The Independent's journalism is supported by our readers. When you purchase through links on our site, we may earn commission. 

Dimpleplasty: Increasing number of millennials having cosmetic surgery to create dimples

But it'll cost you a pretty penny

Rachel Hosie
Sunday 23 July 2017 15:32 BST
Comments
Miranda Kerr
Miranda Kerr

Support truly
independent journalism

Our mission is to deliver unbiased, fact-based reporting that holds power to account and exposes the truth.

Whether $5 or $50, every contribution counts.

Support us to deliver journalism without an agenda.

Louise Thomas

Louise Thomas

Editor

If you thought stick-on freckles were bad enough, brace yourself: the latest way people are changing their natural facial features is with surgery to create dimples.

It’s called dimpleplasty.

Most people would agree that dimples are attractive – cases in point: Harry Styles, Miranda Kerr and Ariana Grande – but having them artificially created is a drastic step to take.

Celebrities such as Harry Styles have popularised the dimple (AFP/Getty)
Celebrities such as Harry Styles have popularised the dimple (AFP/Getty) (AFP/Getty Images)

“The reason some people have dimples and others don’t is that they are born with a tight connection between the facial muscles and skin, while others just don’t have this kind of anatomy,” New York plastic surgeon Darren Smith told Allure magazine.

And apparently dimpleplasty is on the rise amongst millennials.

In less than half an hour, you too could have a doctor create holes in your cheeks.

According to Wright Jones, a plastic surgeon from Atlanta, the main reason dimpleplasty is so popular is because of the “little downtime, enhancement of facial aesthetics, and lack of need for general anesthesia.”

He says requests for the procedure from millennials have almost tripled over the last few years.

In order to create the fake dimples, surgeons create an incision inside a patient’s mouth, “where a defect is created in the cheek muscle, known as the buccinator,” according to Jones.

“The muscle is then attached to the undersurface of the skin so that the dimples are seen upon animation, but not when the face is relaxed.”

What a surprise everyone will get when you smile and BAM! You suddenly have dimples.

But only for one to two months, mind. They’re semi-permanent. Oh, and you’ll suffer from some swelling and soreness too. And possibly deformity that’s difficult to correct.

So just how much do you have to pay for the pleasure?

Prices vary from person to person based on difficulty, but you’re looking at between $800 (£615) and $2,500 (£1,920).

It’s a lot to spend on temporary holes in your cheeks.

Join our commenting forum

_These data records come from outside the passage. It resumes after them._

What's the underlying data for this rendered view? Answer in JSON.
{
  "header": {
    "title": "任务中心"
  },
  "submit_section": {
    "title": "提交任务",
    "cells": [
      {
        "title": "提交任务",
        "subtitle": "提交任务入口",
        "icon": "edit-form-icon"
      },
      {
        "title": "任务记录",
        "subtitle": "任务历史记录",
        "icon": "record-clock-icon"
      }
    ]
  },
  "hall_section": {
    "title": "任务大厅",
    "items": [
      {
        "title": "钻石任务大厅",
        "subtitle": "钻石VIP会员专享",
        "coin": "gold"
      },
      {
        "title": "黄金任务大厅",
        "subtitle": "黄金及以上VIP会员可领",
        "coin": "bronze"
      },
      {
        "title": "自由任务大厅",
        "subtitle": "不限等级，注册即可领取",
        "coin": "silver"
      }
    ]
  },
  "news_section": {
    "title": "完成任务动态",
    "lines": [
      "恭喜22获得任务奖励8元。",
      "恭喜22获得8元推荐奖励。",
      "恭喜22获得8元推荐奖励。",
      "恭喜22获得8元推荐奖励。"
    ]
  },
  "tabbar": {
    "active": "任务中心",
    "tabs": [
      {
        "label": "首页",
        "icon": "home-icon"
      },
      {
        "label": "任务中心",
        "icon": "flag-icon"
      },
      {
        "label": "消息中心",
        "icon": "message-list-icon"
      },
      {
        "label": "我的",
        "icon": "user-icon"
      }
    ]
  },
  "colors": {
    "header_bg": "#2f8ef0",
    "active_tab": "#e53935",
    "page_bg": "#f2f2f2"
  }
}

Join thought-provoking conversations, follow other Independent readers and see their replies

Comments

Thank you for registering

Please refresh the page or navigate to another page on the site to be automatically logged inPlease refresh your browser to be logged in